When I first heard Dreams, the band’s inaugural single in 1992, I knew then at seven years old that I wanted to be a singer like Dolores. There was a softness in her verses telling us tales as if passed on from generation to generation, the interludes between each chorus were powerful – she made yodelling seem cool and effortless and brought to life a child’s dream to make their voice heard.
I went to my vocal coach and said I wanted to sing like her. My teacher – a stern old English woman who had no time for modern music – looked at me aghast, like I had burnt her Bible. Nevertheless, she sat down at the piano, with the sheet music I had painstakingly obtained before the days of Google and free sheet music floating around the Internet, and she taught me how to control my voice as Dolores did. I went on somewhat of a spiritual journey.
With each song that was released, a new chapter unfolded. From Linger to Zombie, from Ode to my Family to I Can’t Be with You, I stepped into another world where a woman’s voice can be revered and her power acknowledged. Dolores O’Riordan taught young women that they too can be the lead singers of their bands and take control of the stage. She and a handful of other singers, like Skin and Courtney Love, possessed the fearlessness we all so desperately desired to be taken seriously as musicians.

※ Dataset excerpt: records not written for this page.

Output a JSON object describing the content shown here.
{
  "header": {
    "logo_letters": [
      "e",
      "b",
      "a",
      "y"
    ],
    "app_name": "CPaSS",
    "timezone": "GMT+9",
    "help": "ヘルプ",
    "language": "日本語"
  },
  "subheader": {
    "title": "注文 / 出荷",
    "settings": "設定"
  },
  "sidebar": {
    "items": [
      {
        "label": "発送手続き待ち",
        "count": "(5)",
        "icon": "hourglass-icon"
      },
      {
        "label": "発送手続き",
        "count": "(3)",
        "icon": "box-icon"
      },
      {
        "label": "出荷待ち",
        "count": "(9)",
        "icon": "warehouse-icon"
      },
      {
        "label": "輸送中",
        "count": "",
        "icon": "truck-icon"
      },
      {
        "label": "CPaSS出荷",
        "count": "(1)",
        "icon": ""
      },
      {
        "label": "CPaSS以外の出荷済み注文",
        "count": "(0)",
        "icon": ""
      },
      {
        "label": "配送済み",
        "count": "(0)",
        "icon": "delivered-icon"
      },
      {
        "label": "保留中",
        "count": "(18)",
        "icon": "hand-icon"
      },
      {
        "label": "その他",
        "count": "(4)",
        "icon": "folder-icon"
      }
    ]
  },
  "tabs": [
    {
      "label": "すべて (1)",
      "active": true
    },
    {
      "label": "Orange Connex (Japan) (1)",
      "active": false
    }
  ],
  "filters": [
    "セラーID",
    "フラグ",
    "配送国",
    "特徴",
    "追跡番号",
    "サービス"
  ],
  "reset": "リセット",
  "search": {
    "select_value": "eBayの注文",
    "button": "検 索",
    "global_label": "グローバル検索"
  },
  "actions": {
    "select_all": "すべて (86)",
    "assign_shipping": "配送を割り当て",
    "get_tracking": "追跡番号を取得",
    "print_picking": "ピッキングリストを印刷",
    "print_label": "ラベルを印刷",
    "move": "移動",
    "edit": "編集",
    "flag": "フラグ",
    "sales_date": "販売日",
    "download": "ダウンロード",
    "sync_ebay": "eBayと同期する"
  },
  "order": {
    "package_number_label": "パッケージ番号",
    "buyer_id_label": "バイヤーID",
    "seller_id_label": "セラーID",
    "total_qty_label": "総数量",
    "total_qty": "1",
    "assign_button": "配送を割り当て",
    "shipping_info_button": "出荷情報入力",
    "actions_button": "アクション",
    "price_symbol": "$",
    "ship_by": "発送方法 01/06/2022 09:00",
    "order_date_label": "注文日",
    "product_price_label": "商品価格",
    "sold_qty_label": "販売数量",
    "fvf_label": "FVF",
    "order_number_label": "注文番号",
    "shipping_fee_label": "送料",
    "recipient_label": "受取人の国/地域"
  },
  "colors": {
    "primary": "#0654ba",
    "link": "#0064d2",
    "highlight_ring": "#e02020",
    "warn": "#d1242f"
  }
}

Her voice will always be remembered as a powerhouse of rock and she will be revered as an unapologetic live wire who never bent to anyone else’s will but her own, a champion for mental health rights whose heartfelt lyrics were relatable on so many levels.
We’ll miss you when you’re gone, that is what we’ll do.